What is expected
Make an exact copy of the records below. Include every line.

Data records:
■ ■ ■ ■

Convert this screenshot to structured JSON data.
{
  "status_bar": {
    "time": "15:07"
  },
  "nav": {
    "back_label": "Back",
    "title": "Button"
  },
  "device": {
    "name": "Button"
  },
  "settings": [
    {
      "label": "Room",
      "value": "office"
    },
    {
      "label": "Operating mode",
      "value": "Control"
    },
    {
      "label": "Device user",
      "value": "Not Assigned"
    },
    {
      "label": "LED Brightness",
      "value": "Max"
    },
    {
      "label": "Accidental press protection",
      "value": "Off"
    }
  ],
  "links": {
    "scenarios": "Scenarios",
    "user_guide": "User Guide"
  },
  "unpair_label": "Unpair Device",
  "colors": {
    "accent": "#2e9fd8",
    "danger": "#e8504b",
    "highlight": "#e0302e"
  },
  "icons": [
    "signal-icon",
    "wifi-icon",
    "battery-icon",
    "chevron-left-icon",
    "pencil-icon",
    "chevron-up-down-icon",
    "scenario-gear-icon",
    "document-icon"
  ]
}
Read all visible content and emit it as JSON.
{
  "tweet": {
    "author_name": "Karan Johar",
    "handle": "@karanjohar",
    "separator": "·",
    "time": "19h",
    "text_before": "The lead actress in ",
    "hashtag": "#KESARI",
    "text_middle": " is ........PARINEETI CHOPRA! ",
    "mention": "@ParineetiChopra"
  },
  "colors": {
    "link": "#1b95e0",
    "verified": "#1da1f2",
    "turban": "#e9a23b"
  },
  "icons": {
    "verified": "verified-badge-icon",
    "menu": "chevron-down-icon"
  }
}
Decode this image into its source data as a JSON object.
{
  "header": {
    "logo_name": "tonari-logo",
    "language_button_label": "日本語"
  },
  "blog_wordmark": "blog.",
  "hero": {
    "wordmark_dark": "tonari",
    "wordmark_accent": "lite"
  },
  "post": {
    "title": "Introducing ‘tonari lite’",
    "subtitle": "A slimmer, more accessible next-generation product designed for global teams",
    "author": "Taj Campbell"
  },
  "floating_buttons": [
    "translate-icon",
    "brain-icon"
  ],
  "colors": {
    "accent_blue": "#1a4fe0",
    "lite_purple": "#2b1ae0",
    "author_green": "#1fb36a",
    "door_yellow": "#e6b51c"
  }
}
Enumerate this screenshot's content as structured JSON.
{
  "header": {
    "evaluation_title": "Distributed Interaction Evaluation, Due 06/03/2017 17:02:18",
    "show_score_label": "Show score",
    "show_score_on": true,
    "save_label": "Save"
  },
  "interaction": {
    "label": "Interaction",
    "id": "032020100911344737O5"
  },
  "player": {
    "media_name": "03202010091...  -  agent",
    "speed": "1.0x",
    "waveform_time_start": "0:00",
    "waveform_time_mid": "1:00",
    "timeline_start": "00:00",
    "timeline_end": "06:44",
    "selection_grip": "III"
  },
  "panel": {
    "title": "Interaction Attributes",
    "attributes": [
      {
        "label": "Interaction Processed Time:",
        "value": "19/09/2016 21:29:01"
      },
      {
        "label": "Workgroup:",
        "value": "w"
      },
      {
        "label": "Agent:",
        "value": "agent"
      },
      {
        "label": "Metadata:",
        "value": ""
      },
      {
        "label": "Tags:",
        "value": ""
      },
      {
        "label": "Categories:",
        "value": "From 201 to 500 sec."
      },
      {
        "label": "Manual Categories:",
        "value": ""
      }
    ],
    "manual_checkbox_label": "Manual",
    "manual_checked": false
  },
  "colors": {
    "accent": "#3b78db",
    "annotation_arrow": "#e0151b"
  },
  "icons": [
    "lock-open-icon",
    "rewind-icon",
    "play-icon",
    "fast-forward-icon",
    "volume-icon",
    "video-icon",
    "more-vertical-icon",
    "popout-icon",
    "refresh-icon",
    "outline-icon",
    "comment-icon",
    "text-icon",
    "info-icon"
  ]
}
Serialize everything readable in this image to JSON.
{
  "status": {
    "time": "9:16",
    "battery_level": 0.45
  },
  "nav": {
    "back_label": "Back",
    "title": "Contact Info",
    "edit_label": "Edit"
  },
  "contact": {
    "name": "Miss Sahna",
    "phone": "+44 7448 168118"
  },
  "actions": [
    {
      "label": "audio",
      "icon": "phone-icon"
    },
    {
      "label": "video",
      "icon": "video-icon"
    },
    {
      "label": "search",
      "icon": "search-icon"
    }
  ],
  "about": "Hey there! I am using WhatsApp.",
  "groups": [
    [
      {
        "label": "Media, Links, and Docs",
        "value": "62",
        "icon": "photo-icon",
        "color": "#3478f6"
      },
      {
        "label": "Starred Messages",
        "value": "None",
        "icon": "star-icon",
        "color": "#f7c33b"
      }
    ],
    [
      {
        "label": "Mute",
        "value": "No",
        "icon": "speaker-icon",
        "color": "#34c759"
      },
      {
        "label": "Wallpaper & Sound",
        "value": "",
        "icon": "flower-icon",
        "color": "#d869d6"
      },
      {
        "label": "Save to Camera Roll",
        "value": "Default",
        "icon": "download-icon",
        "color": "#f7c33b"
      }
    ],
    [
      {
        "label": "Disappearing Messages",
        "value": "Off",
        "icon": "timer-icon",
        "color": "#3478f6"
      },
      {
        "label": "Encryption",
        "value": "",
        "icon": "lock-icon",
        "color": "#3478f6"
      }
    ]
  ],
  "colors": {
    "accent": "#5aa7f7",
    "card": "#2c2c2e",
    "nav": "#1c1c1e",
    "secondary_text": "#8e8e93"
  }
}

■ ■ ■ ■

Written response
Convert this screenshot to structured JSON data.
{
  "status_bar": {
    "time": "15:07"
  },
  "nav": {
    "back_label": "Back",
    "title": "Button"
  },
  "device": {
    "name": "Button"
  },
  "settings": [
    {
      "label": "Room",
      "value": "office"
    },
    {
      "label": "Operating mode",
      "value": "Control"
    },
    {
      "label": "Device user",
      "value": "Not Assigned"
    },
    {
      "label": "LED Brightness",
      "value": "Max"
    },
    {
      "label": "Accidental press protection",
      "value": "Off"
    }
  ],
  "links": {
    "scenarios": "Scenarios",
    "user_guide": "User Guide"
  },
  "unpair_label": "Unpair Device",
  "colors": {
    "accent": "#2e9fd8",
    "danger": "#e8504b",
    "highlight": "#e0302e"
  },
  "icons": [
    "signal-icon",
    "wifi-icon",
    "battery-icon",
    "chevron-left-icon",
    "pencil-icon",
    "chevron-up-down-icon",
    "scenario-gear-icon",
    "document-icon"
  ]
}
Read all visible content and emit it as JSON.
{
  "tweet": {
    "author_name": "Karan Johar",
    "handle": "@karanjohar",
    "separator": "·",
    "time": "19h",
    "text_before": "The lead actress in ",
    "hashtag": "#KESARI",
    "text_middle": " is ........PARINEETI CHOPRA! ",
    "mention": "@ParineetiChopra"
  },
  "colors": {
    "link": "#1b95e0",
    "verified": "#1da1f2",
    "turban": "#e9a23b"
  },
  "icons": {
    "verified": "verified-badge-icon",
    "menu": "chevron-down-icon"
  }
}
Decode this image into its source data as a JSON object.
{
  "header": {
    "logo_name": "tonari-logo",
    "language_button_label": "日本語"
  },
  "blog_wordmark": "blog.",
  "hero": {
    "wordmark_dark": "tonari",
    "wordmark_accent": "lite"
  },
  "post": {
    "title": "Introducing ‘tonari lite’",
    "subtitle": "A slimmer, more accessible next-generation product designed for global teams",
    "author": "Taj Campbell"
  },
  "floating_buttons": [
    "translate-icon",
    "brain-icon"
  ],
  "colors": {
    "accent_blue": "#1a4fe0",
    "lite_purple": "#2b1ae0",
    "author_green": "#1fb36a",
    "door_yellow": "#e6b51c"
  }
}
Enumerate this screenshot's content as structured JSON.
{
  "header": {
    "evaluation_title": "Distributed Interaction Evaluation, Due 06/03/2017 17:02:18",
    "show_score_label": "Show score",
    "show_score_on": true,
    "save_label": "Save"
  },
  "interaction": {
    "label": "Interaction",
    "id": "032020100911344737O5"
  },
  "player": {
    "media_name": "03202010091...  -  agent",
    "speed": "1.0x",
    "waveform_time_start": "0:00",
    "waveform_time_mid": "1:00",
    "timeline_start": "00:00",
    "timeline_end": "06:44",
    "selection_grip": "III"
  },
  "panel": {
    "title": "Interaction Attributes",
    "attributes": [
      {
        "label": "Interaction Processed Time:",
        "value": "19/09/2016 21:29:01"
      },
      {
        "label": "Workgroup:",
        "value": "w"
      },
      {
        "label": "Agent:",
        "value": "agent"
      },
      {
        "label": "Metadata:",
        "value": ""
      },
      {
        "label": "Tags:",
        "value": ""
      },
      {
        "label": "Categories:",
        "value": "From 201 to 500 sec."
      },
      {
        "label": "Manual Categories:",
        "value": ""
      }
    ],
    "manual_checkbox_label": "Manual",
    "manual_checked": false
  },
  "colors": {
    "accent": "#3b78db",
    "annotation_arrow": "#e0151b"
  },
  "icons": [
    "lock-open-icon",
    "rewind-icon",
    "play-icon",
    "fast-forward-icon",
    "volume-icon",
    "video-icon",
    "more-vertical-icon",
    "popout-icon",
    "refresh-icon",
    "outline-icon",
    "comment-icon",
    "text-icon",
    "info-icon"
  ]
}
Serialize everything readable in this image to JSON.
{
  "status": {
    "time": "9:16",
    "battery_level": 0.45
  },
  "nav": {
    "back_label": "Back",
    "title": "Contact Info",
    "edit_label": "Edit"
  },
  "contact": {
    "name": "Miss Sahna",
    "phone": "+44 7448 168118"
  },
  "actions": [
    {
      "label": "audio",
      "icon": "phone-icon"
    },
    {
      "label": "video",
      "icon": "video-icon"
    },
    {
      "label": "search",
      "icon": "search-icon"
    }
  ],
  "about": "Hey there! I am using WhatsApp.",
  "groups": [
    [
      {
        "label": "Media, Links, and Docs",
        "value": "62",
        "icon": "photo-icon",
        "color": "#3478f6"
      },
      {
        "label": "Starred Messages",
        "value": "None",
        "icon": "star-icon",
        "color": "#f7c33b"
      }
    ],
    [
      {
        "label": "Mute",
        "value": "No",
        "icon": "speaker-icon",
        "color": "#34c759"
      },
      {
        "label": "Wallpaper & Sound",
        "value": "",
        "icon": "flower-icon",
        "color": "#d869d6"
      },
      {
        "label": "Save to Camera Roll",
        "value": "Default",
        "icon": "download-icon",
        "color": "#f7c33b"
      }
    ],
    [
      {
        "label": "Disappearing Messages",
        "value": "Off",
        "icon": "timer-icon",
        "color": "#3478f6"
      },
      {
        "label": "Encryption",
        "value": "",
        "icon": "lock-icon",
        "color": "#3478f6"
      }
    ]
  ],
  "colors": {
    "accent": "#5aa7f7",
    "card": "#2c2c2e",
    "nav": "#1c1c1e",
    "secondary_text": "#8e8e93"
  }
}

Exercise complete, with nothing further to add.